GARY, Ind. (AP) — Some 5,000 former Indiana foster children
stand to gain health insurance under the federal health care overhaul.
Starting Jan. 1, states are required to allow children who have aged out of
the foster care system to retain Medicaid coverage through age 26, the
Post-Tribune reported (http://bit.ly/1a5FoJ7
Indiana's actuarial firm, Milliman, estimates covering the former foster
children will cost Indiana $3 million.
The only requirements for enrollment are that the person must have been in
the Indiana foster care system when they turned 18 and had previously
enrolled in Medicaid or a waiver program, said Marni Lemons, a spokeswoman
for the Indiana Family and Social Services Administration. The coverage has
no income requirement, she said.
The Indiana Department of Child Services has been contacting former foster

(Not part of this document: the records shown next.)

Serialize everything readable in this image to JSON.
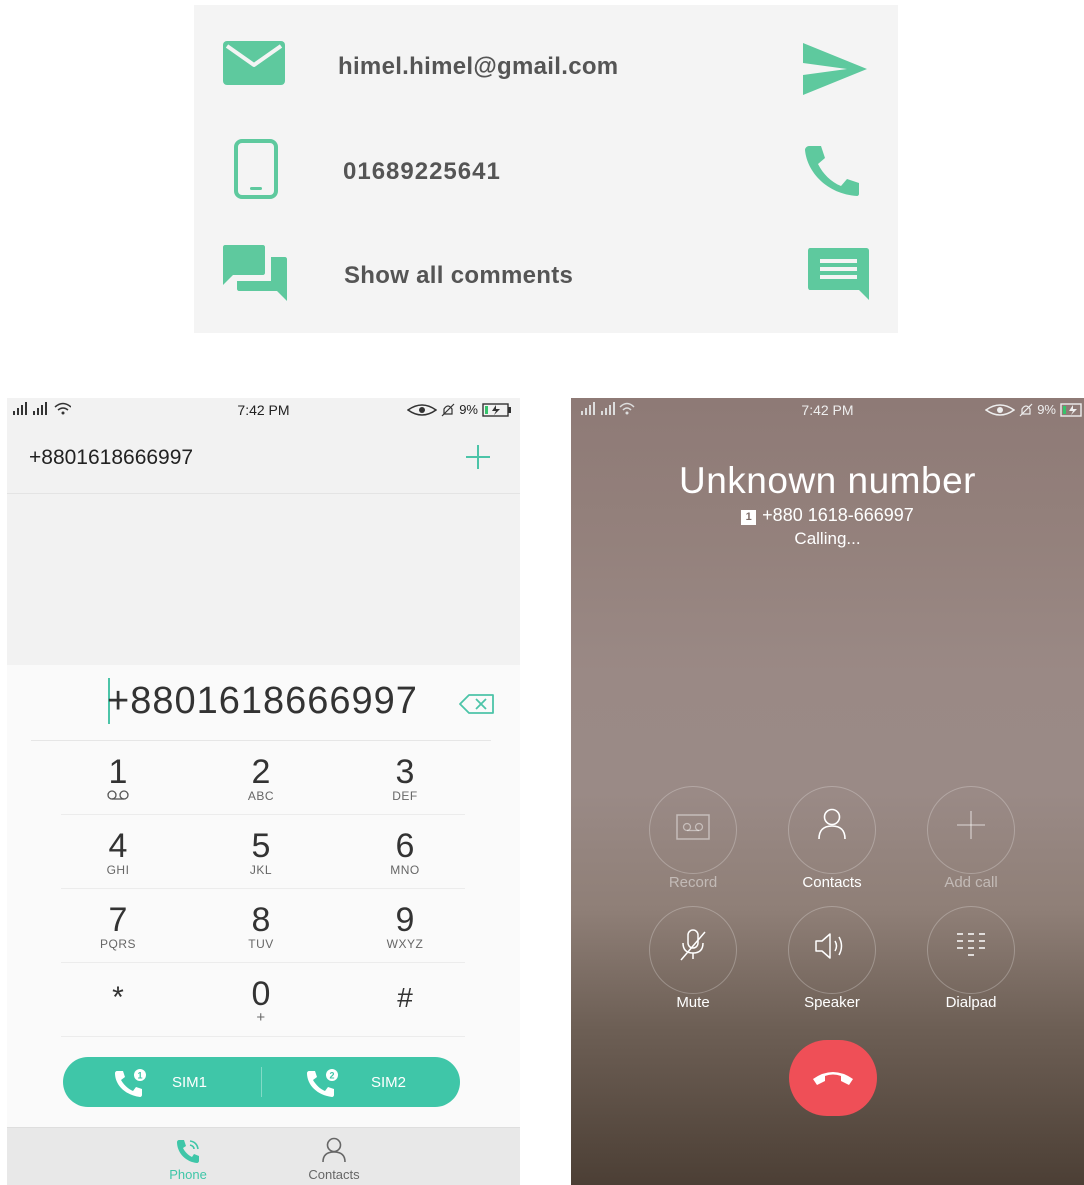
{
  "contact_card": {
    "email": "himel.himel@gmail.com",
    "phone": "01689225641",
    "comments_label": "Show all comments",
    "icons": {
      "email": "mail-icon",
      "send": "send-icon",
      "phone": "mobile-phone-icon",
      "call": "call-icon",
      "comments": "chat-bubbles-icon",
      "message": "message-icon"
    },
    "accent_color": "#5ec99e"
  },
  "dialer": {
    "status_bar": {
      "time": "7:42 PM",
      "battery": "9%"
    },
    "header_number": "+8801618666997",
    "input_value": "+8801618666997",
    "keys": [
      {
        "digit": "1",
        "letters": "QO"
      },
      {
        "digit": "2",
        "letters": "ABC"
      },
      {
        "digit": "3",
        "letters": "DEF"
      },
      {
        "digit": "4",
        "letters": "GHI"
      },
      {
        "digit": "5",
        "letters": "JKL"
      },
      {
        "digit": "6",
        "letters": "MNO"
      },
      {
        "digit": "7",
        "letters": "PQRS"
      },
      {
        "digit": "8",
        "letters": "TUV"
      },
      {
        "digit": "9",
        "letters": "WXYZ"
      },
      {
        "digit": "*",
        "letters": ""
      },
      {
        "digit": "0",
        "letters": "+"
      },
      {
        "digit": "#",
        "letters": ""
      }
    ],
    "sim_buttons": [
      {
        "label": "SIM1",
        "badge": "1"
      },
      {
        "label": "SIM2",
        "badge": "2"
      }
    ],
    "nav": [
      {
        "label": "Phone",
        "active": true
      },
      {
        "label": "Contacts",
        "active": false
      }
    ],
    "accent_color": "#3fc6a8"
  },
  "calling": {
    "status_bar": {
      "time": "7:42 PM",
      "battery": "9%"
    },
    "caller_name": "Unknown number",
    "sim_badge": "1",
    "caller_number": "+880 1618-666997",
    "status": "Calling...",
    "controls": [
      {
        "label": "Record",
        "icon": "record-icon",
        "enabled": false
      },
      {
        "label": "Contacts",
        "icon": "contact-icon",
        "enabled": true
      },
      {
        "label": "Add call",
        "icon": "add-icon",
        "enabled": false
      },
      {
        "label": "Mute",
        "icon": "mute-icon",
        "enabled": true
      },
      {
        "label": "Speaker",
        "icon": "speaker-icon",
        "enabled": true
      },
      {
        "label": "Dialpad",
        "icon": "dialpad-icon",
        "enabled": true
      }
    ],
    "hangup_color": "#ef4f57"
  }
}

children to inform them of their coverage eligibility, Lemons said.
The foster child provision was added to the health reform law because it is
unlikely they will benefit from another provision allowing children to
remain covered under their parents' health insurance until age 26, the
Increased access to health and mental health services is especially
important for former foster children since they are more likely to face
health challenges as they grow older, the National Survey of Child and
Adolescent Well-Being reports.
At a Nov. 4 Gary forum on the health overhaul, Denise Dillard, Methodist
Hospital's vice president of external and governmental affairs, said many
young people she spoke to are eager to receive information on benefits they
may receive through the law.
Under the law, foster youths must develop transition plans in the months
before aging out of foster care in which they must nominate a person who can
make medical decisions on their behalf.
"Students who are aging out of foster care — the law is huge for those
children," Dillard said. "They really wanted to know how it impacted them.
They must have an attorney representing them in case they are incapacitated
due to illness."